Identify and pull out each line of the entries in which "JSON" occurs.

----- LISTED RECORDS -----

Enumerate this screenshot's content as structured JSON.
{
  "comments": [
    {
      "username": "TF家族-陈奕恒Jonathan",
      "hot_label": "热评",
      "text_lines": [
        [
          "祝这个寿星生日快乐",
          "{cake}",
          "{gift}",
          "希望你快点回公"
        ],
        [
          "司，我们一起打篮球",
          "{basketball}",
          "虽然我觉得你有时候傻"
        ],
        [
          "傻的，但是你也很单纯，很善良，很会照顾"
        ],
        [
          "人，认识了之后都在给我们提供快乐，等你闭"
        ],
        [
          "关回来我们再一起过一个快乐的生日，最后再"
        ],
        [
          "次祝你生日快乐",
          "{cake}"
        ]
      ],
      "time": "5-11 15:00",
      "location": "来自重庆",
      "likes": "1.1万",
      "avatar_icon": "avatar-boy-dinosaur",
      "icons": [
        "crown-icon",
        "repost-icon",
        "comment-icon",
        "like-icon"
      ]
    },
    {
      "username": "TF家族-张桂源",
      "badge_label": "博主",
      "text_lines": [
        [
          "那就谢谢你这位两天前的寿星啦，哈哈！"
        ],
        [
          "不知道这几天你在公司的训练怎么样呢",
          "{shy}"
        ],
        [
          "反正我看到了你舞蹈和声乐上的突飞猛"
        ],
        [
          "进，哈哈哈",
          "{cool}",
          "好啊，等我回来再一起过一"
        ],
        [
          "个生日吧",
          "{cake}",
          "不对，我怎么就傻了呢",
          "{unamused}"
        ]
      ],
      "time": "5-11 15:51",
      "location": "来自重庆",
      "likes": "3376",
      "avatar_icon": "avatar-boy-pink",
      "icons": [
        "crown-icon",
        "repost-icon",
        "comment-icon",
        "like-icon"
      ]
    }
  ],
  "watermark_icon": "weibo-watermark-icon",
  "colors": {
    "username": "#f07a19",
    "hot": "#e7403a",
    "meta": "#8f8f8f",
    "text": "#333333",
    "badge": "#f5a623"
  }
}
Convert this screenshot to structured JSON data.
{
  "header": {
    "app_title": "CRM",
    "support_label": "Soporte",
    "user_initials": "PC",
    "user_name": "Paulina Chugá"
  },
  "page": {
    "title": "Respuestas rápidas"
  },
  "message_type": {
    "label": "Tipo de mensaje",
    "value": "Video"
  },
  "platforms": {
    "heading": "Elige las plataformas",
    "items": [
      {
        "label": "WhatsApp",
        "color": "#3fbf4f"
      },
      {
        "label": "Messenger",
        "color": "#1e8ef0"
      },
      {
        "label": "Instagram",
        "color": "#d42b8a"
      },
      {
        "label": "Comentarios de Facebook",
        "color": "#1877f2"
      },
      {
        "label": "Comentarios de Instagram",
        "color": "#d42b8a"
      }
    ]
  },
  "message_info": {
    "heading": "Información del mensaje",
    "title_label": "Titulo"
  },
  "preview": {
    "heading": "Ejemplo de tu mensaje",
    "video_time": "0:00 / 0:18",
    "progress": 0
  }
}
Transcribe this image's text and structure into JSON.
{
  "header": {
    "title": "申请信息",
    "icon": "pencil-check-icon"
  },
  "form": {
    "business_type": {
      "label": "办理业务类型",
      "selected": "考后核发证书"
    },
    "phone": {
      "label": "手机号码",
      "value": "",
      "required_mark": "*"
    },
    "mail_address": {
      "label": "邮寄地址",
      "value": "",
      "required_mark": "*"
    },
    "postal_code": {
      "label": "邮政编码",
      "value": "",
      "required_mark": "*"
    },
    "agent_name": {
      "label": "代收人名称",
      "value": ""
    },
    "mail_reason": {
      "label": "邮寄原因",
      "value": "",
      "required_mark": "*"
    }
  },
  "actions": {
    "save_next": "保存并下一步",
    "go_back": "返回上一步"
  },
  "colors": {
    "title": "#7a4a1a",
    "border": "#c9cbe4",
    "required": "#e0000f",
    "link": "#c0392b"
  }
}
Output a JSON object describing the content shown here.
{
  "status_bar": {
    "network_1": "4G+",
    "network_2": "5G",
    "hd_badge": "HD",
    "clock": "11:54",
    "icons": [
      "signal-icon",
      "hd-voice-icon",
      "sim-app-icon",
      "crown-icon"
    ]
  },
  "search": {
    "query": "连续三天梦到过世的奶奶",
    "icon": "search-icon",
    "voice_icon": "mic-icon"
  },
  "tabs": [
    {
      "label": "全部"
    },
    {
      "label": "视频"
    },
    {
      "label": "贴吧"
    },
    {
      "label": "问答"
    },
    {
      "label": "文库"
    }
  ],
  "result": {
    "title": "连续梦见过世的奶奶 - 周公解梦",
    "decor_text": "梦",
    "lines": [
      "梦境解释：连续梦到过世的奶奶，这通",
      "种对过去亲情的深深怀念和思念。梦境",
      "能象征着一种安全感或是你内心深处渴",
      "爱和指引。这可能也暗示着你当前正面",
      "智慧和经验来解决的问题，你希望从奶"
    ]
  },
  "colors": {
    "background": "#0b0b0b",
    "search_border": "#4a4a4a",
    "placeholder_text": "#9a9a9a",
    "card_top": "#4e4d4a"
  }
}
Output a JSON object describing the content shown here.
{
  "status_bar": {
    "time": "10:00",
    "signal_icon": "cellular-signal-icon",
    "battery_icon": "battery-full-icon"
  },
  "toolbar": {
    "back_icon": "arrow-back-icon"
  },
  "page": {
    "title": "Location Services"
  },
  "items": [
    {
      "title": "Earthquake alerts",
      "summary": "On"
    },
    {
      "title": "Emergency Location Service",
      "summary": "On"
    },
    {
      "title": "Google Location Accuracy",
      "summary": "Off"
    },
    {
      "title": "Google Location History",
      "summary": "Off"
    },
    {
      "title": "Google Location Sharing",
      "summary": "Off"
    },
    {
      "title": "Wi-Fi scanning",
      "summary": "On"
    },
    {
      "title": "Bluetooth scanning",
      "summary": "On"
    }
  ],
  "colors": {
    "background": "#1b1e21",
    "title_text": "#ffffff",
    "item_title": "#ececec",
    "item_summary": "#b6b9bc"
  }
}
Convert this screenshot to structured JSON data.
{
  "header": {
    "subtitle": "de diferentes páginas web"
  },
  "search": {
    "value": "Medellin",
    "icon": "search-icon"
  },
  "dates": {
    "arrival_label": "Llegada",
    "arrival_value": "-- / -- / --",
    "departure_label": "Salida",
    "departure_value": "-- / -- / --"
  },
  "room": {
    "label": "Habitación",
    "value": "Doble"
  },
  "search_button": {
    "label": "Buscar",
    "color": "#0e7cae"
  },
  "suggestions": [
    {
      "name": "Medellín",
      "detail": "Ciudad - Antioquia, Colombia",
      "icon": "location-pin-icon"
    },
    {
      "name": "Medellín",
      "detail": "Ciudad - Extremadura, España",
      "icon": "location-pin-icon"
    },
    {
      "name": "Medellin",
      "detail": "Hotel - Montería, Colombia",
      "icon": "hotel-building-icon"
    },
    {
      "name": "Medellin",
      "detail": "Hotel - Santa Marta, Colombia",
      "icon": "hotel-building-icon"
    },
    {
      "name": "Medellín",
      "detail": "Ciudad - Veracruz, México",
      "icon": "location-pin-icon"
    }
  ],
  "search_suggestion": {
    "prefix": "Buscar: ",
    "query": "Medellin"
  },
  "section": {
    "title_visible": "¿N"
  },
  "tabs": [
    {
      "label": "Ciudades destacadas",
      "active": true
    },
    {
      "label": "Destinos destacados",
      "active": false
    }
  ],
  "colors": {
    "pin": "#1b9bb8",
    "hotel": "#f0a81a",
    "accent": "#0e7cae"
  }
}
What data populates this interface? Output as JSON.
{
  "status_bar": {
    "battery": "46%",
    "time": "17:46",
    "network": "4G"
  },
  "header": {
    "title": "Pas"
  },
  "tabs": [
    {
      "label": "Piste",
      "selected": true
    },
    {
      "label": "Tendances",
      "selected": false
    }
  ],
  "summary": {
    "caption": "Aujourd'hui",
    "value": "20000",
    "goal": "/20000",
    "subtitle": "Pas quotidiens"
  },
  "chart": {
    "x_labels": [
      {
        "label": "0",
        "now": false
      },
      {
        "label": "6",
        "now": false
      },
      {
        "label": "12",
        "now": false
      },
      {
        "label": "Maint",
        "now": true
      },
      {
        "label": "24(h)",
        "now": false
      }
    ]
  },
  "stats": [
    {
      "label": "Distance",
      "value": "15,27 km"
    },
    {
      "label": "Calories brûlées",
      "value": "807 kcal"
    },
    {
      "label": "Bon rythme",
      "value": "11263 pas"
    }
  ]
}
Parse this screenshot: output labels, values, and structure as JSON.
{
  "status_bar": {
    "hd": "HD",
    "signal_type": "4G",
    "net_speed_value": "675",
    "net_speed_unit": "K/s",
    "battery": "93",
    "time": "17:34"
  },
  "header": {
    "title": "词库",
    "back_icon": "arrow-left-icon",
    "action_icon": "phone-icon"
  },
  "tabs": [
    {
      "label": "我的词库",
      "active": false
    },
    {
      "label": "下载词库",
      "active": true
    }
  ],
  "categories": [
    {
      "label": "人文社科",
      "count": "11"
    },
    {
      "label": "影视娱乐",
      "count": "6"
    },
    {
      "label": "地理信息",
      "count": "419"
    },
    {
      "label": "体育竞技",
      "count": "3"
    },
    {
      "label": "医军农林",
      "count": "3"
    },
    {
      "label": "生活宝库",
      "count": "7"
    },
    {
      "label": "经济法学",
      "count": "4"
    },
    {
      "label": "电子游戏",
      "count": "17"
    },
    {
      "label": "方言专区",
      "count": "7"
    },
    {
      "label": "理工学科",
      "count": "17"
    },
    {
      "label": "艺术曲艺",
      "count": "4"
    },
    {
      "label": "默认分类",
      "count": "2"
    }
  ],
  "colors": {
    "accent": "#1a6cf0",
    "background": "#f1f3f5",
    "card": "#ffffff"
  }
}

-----

**SOLUTION BELOW**
Enumerate this screenshot's content as structured JSON.
Convert this screenshot to structured JSON data.
Transcribe this image's text and structure into JSON.
Output a JSON object describing the content shown here.
Output a JSON object describing the content shown here.
Convert this screenshot to structured JSON data.
What data populates this interface? Output as JSON.
Parse this screenshot: output labels, values, and structure as JSON.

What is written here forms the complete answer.